It’s certainly an iconic logo. And there should be some protection. But any font? Any style of heart? Images other than hearts, even in other colors? Anything with I♥_____, regardless of whether it is a state abreviation, other acronym, or even a full word? If that’s the case, would it be an infringement to sell shirts with these clever (at least to me) designs:

The answer is likely no. But, based on their history, that wouldn’t stop the Department from sending the seller a sternly worded letter. Perhaps the real lesson here is that with the right enforcement strategy, an owner can make their registered mark seem invincible.

For me, while the designer may have been thinking about rent rather than trademark law, I think the shirt below adequately summarizes the whole situation:

Maria Cohn and Morgen Bromell of the website Complex recently published a list of the 50 Most Iconic Brand Logos of All Time. While lists like these are released somewhat frequently, this one has a major distinguishing feature: it is the first to be published since I joined the DuetsBlog.

Make a mental list of what you would consider the top 10 iconic logos and let’s compare. Here’s my list:

1) Coca-Cola

2) McDonalds

3) Nike

4) Apple

5) Adidas

6) Apple

7) Budweiser

8) Target

9) BMW

10) Mercedes Benz

Continue Reading March Madness: Who Are Your Top (Logo) Seeds?

So, last Friday we covered this story: Critics Flush New University of California Logo.

Now, we can report that the next morning, the Los Angeles Times wrote this story: Maligned UC Logo Shelved; “Time to Move On,” Officials Say.

Putting aside any possible questions about cause and effect, is there a difference between flushing a logo and shelving it, just wondering?

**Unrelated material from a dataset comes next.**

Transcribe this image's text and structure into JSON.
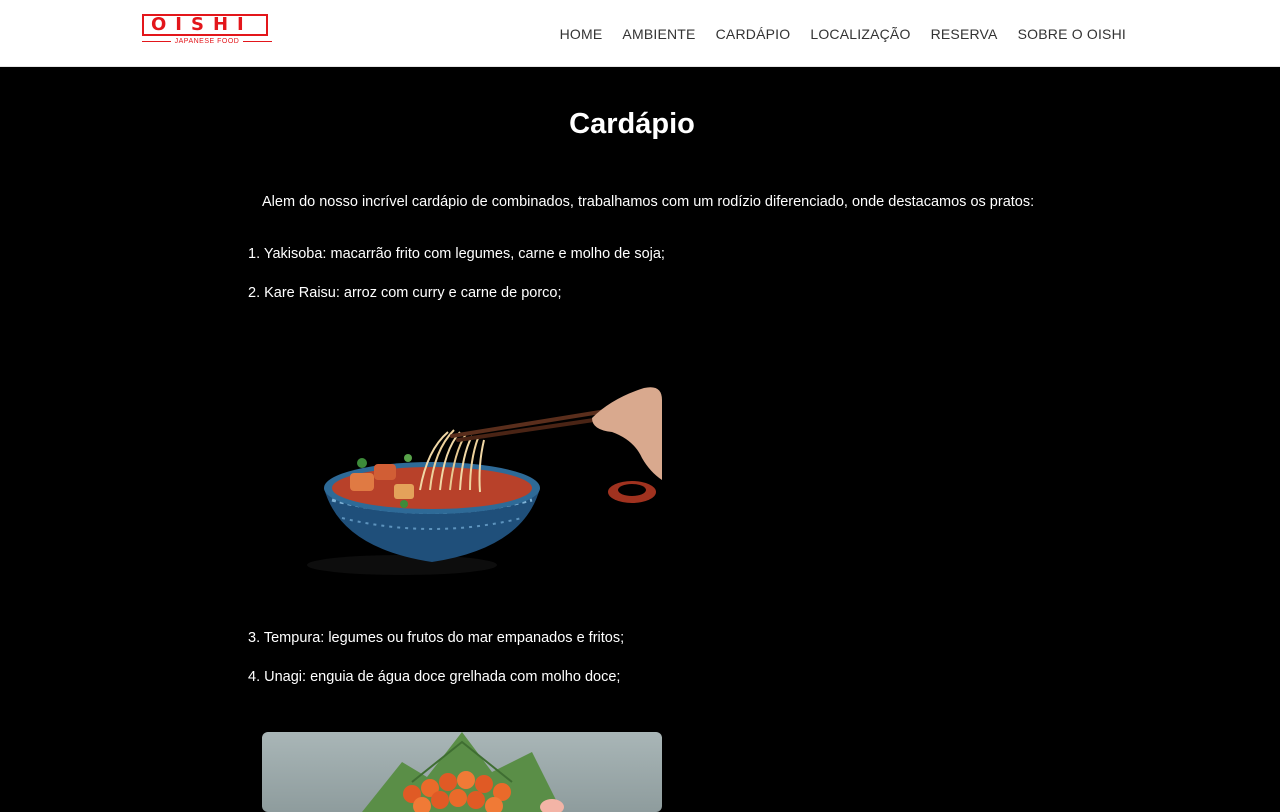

In any event, stay tuned, one of our distinguished guest bloggers — Debbie Laskey — will address the social media aspects of this decision after the New Year.